Exercise directions: A complete, exact copy of the records is needed here.

▬▬▬▬▬▬

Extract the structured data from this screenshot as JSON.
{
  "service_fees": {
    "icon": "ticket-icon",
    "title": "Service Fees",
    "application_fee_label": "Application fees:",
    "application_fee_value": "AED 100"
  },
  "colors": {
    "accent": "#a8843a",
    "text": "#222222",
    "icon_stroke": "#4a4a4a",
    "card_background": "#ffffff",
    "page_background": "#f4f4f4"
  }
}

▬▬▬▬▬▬

Task response:
Extract the structured data from this screenshot as JSON.
{
  "service_fees": {
    "icon": "ticket-icon",
    "title": "Service Fees",
    "application_fee_label": "Application fees:",
    "application_fee_value": "AED 100"
  },
  "colors": {
    "accent": "#a8843a",
    "text": "#222222",
    "icon_stroke": "#4a4a4a",
    "card_background": "#ffffff",
    "page_background": "#f4f4f4"
  }
}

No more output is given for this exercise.